[Data about app and page elements]
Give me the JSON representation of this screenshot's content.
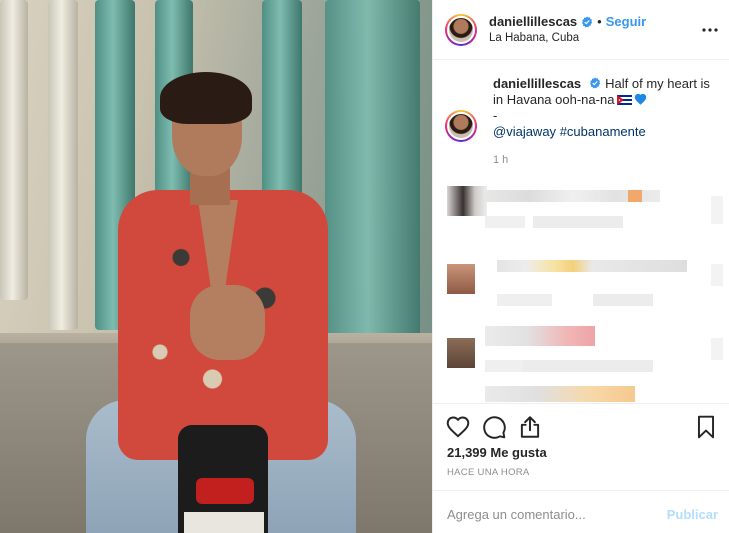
{
  "post": {
    "photo_description_icon": "photo",
    "header": {
      "username": "daniellillescas",
      "verified_icon": "verified-badge-icon",
      "separator": "•",
      "follow_label": "Seguir",
      "location": "La Habana, Cuba",
      "more_icon": "more-options-icon"
    },
    "caption": {
      "username": "daniellillescas",
      "text": "Half of my heart is in Havana ooh-na-na",
      "flag_icon": "cuba-flag-emoji",
      "heart_icon": "blue-heart-emoji",
      "line2": "-",
      "mention": "@viajaway",
      "hashtag": "#cubanamente",
      "time": "1 h"
    },
    "actions": {
      "like_icon": "heart-outline-icon",
      "comment_icon": "comment-icon",
      "share_icon": "share-icon",
      "save_icon": "bookmark-icon",
      "likes": "21,399 Me gusta",
      "timestamp": "HACE UNA HORA"
    },
    "comment_box": {
      "placeholder": "Agrega un comentario...",
      "publish_label": "Publicar"
    },
    "colors": {
      "accent": "#3897f0",
      "publish_disabled": "#b2dffc",
      "hashtag": "#003569",
      "muted": "#8e8e8e"
    }
  }
}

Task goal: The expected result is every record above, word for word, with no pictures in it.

The answer:
Give me the JSON representation of this screenshot's content.
{
  "post": {
    "photo_description_icon": "photo",
    "header": {
      "username": "daniellillescas",
      "verified_icon": "verified-badge-icon",
      "separator": "•",
      "follow_label": "Seguir",
      "location": "La Habana, Cuba",
      "more_icon": "more-options-icon"
    },
    "caption": {
      "username": "daniellillescas",
      "text": "Half of my heart is in Havana ooh-na-na",
      "flag_icon": "cuba-flag-emoji",
      "heart_icon": "blue-heart-emoji",
      "line2": "-",
      "mention": "@viajaway",
      "hashtag": "#cubanamente",
      "time": "1 h"
    },
    "actions": {
      "like_icon": "heart-outline-icon",
      "comment_icon": "comment-icon",
      "share_icon": "share-icon",
      "save_icon": "bookmark-icon",
      "likes": "21,399 Me gusta",
      "timestamp": "HACE UNA HORA"
    },
    "comment_box": {
      "placeholder": "Agrega un comentario...",
      "publish_label": "Publicar"
    },
    "colors": {
      "accent": "#3897f0",
      "publish_disabled": "#b2dffc",
      "hashtag": "#003569",
      "muted": "#8e8e8e"
    }
  }
}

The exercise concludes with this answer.